This security issue raises challenges around the safe movement of election officials and materials around states and to IDPs, who face much greater barriers to registering and voting.
Around 2012, agitation for a separate state of Biafra in Nigeria’s southeast reignited and has further intensified since Buhari came to office in 2015. The most radical group leading this movement is the Indigenous People of Biafra (IPOB). Its leader Nnamdi Kanu went missing after soldiers raided his home in September 2017. He resurfaced over a year later in Israel.
Since Kanu’s reappearance, IPOB has renewed calls for supporters to boycott and disrupt the 2019 elections unless the government calls a referendum on independence. Another pro-Biafran group, the Biafra Zionist Federation (BZF), has also threatened elections. IPOB activists tried to disrupt the Anambra state governorship elections in November 2017. Their tactics included using hate speech, rumours and threats. They texted people with slogans such “If You Vote You Will Die”. The action, however, was only partially successful.

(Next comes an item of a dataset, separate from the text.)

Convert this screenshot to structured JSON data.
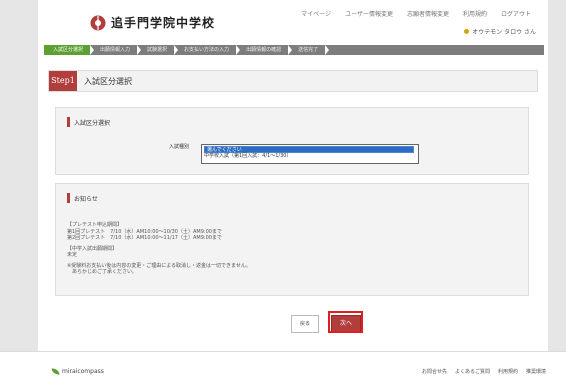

The influence of separatists, however, should not be discounted. Even if activists do not physically inhibit the vote, they may engender voter apathy. The South East zone has the lowest number of registered voters in country (accounting for just 12.04% of the population) and consistently low turnout. In 2015, just 39% of eligible voters turned out.
Political thugs and cultists

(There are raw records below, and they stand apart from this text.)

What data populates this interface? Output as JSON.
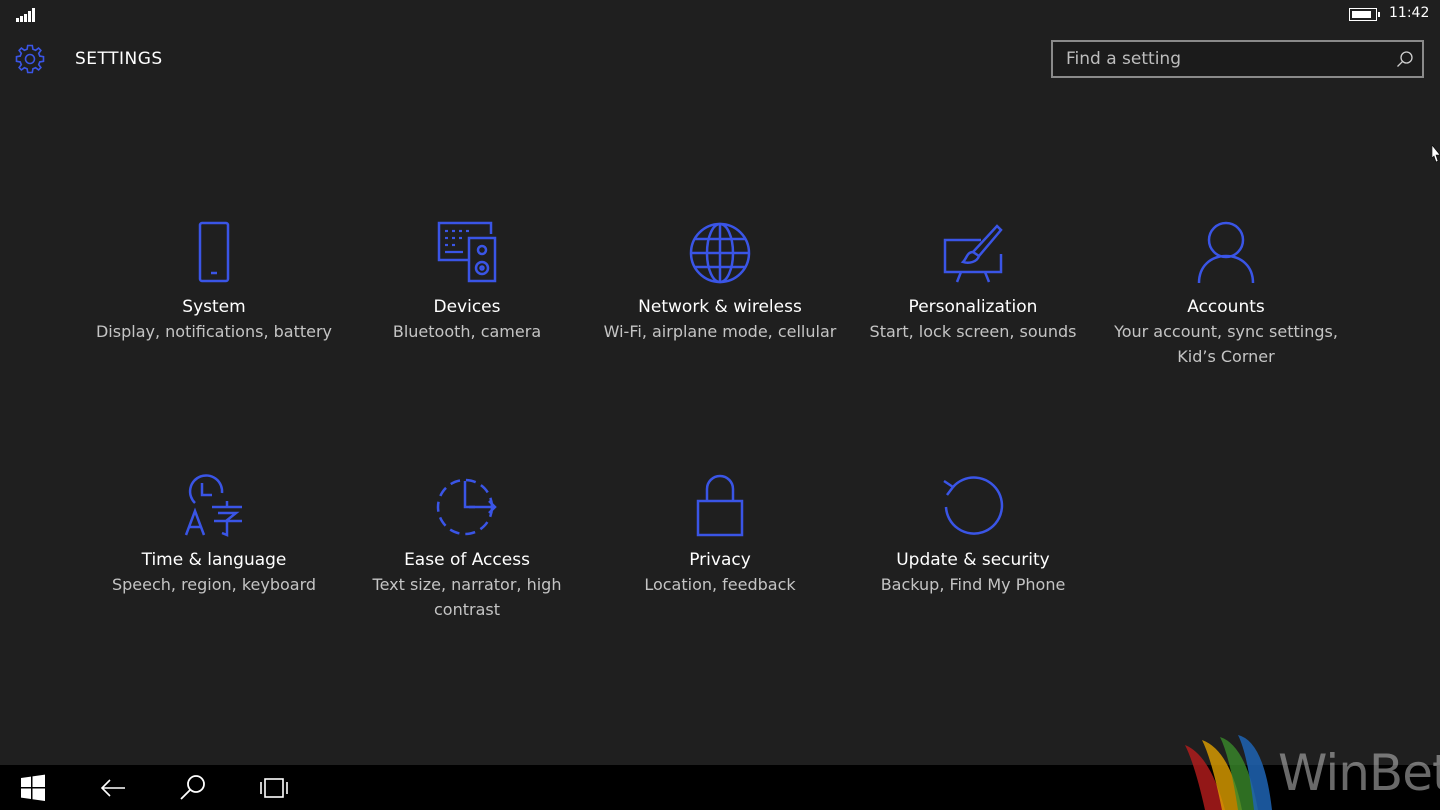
{
  "status_bar": {
    "time": "11:42",
    "signal_bars": 5,
    "battery_level": 0.9
  },
  "header": {
    "title": "SETTINGS",
    "icon": "gear-icon",
    "search": {
      "placeholder": "Find a setting",
      "value": ""
    }
  },
  "categories": [
    {
      "name": "System",
      "description": "Display, notifications, battery",
      "icon": "phone-icon"
    },
    {
      "name": "Devices",
      "description": "Bluetooth, camera",
      "icon": "devices-icon"
    },
    {
      "name": "Network & wireless",
      "description": "Wi-Fi, airplane mode, cellular",
      "icon": "globe-icon"
    },
    {
      "name": "Personalization",
      "description": "Start, lock screen, sounds",
      "icon": "paintbrush-icon"
    },
    {
      "name": "Accounts",
      "description": "Your account, sync settings, Kid’s Corner",
      "icon": "person-icon"
    },
    {
      "name": "Time & language",
      "description": "Speech, region, keyboard",
      "icon": "time-language-icon"
    },
    {
      "name": "Ease of Access",
      "description": "Text size, narrator, high contrast",
      "icon": "ease-of-access-icon"
    },
    {
      "name": "Privacy",
      "description": "Location, feedback",
      "icon": "lock-icon"
    },
    {
      "name": "Update & security",
      "description": "Backup, Find My Phone",
      "icon": "refresh-icon"
    }
  ],
  "taskbar": {
    "buttons": [
      "windows-icon",
      "back-arrow-icon",
      "search-icon",
      "task-view-icon"
    ]
  },
  "watermark": {
    "text": "WinBeta"
  },
  "colors": {
    "accent": "#3a55e6",
    "background": "#1f1f1f",
    "taskbar": "#000000",
    "secondary_text": "#c4c4c4"
  }
}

There are over twenty influential criminal gangs currently operating in Nigeria. Many of these groups have been co-opted by politicians who are using them to conduct assassinations, kidnappings, assaults and intimidation against voters, election officials and opponents. In a by-election for the House of Representatives vacancy in Koton Karfe this August, for example, two people were killed by suspected political thugs. Cults are also operating as hired hands around the elections.

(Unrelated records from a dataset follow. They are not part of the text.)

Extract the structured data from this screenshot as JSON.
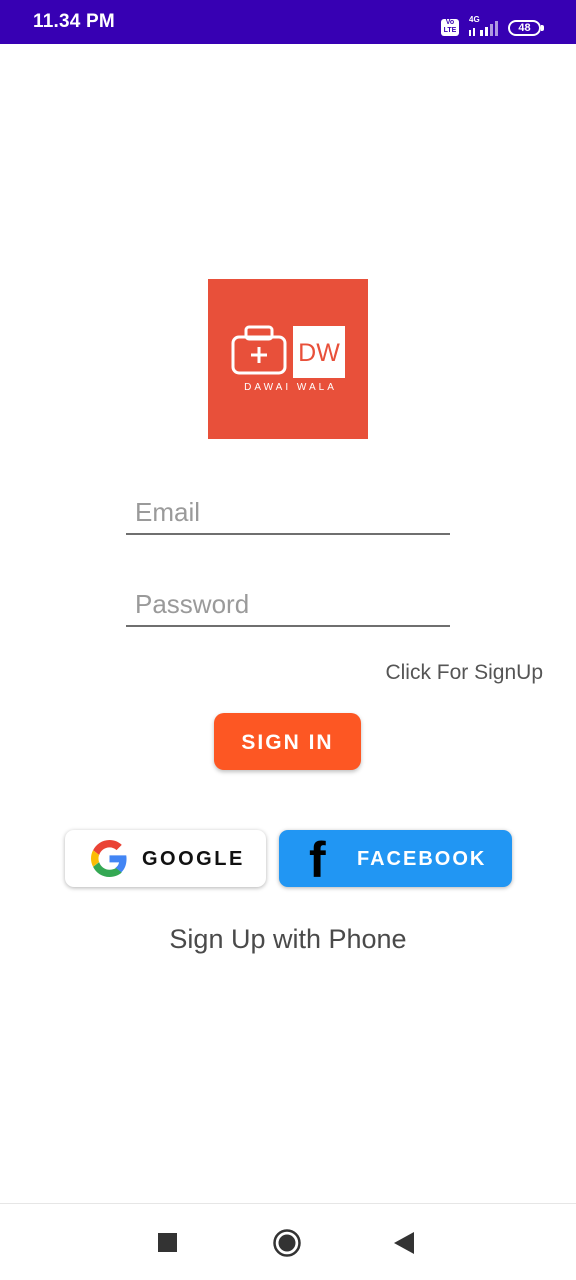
{
  "status_bar": {
    "time": "11.34 PM",
    "volte": "Vo LTE",
    "network": "4G",
    "battery": "48"
  },
  "logo": {
    "initials": "DW",
    "name": "DAWAI WALA",
    "icon": "medical-kit-icon"
  },
  "form": {
    "email_placeholder": "Email",
    "password_placeholder": "Password",
    "signup_link": "Click For SignUp",
    "signin_label": "SIGN IN"
  },
  "social": {
    "google_label": "GOOGLE",
    "facebook_label": "FACEBOOK",
    "facebook_glyph": "f"
  },
  "phone_signup": "Sign Up with Phone",
  "nav": {
    "recents_icon": "square-icon",
    "home_icon": "circle-icon",
    "back_icon": "triangle-back-icon"
  },
  "colors": {
    "status_bar": "#3700b3",
    "logo_bg": "#e8503a",
    "signin_button": "#fd5723",
    "facebook_button": "#2196f3"
  }
}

These groups are working with political figures to intimidate citizens and rig votes, particularly in the South South zone. In 2015, the Bayelsa governorship election was declared inconclusive due to violence in Southern Ijaw. Despite the deployment of soldiers, the vote was marred by ballot box snatching, hostage-taking of electoral officials, and other forms of violence. There is a significant risk that these problems will disrupt elections in the South South again.
Partisanship among the security forces
Cutting across all these myriad concerns is the role of Nigeria’s security forces. It is these agencies that are tasked with addressing the nation’s safety, but many are concerned that they have become increasingly partisan. There are fears that state forces will deliberately fail to provide security to INEC officials or only selectively deploy agents to opposition strongholds.
The APC administration’s attempts to dismiss these allegations of bias were undermined recently when army chiefs were seen at President Buhari’s campaign launch. Presidential spokesperson Garba Shehu claimed that the military leaders had attended under the mistaken assumption it was to be a non-political event celebrating the government’s achievements.
Fears of partisanship among security forces were also raised around the Osun governorship election this September. Observer groups, including the Centre for Democracy and Development (CDD), reported widespread misconduct by security agencies, including the intimidation of journalists, observers and voters. The army and police takeover of the Akwa Ibom State House of Assembly in November and Bayelsa state’s hiring and firing of eight different commissioners of police in three months have also created concerns.
The partisanship of security agencies is the most potent of all the threats to the 2019 general elections.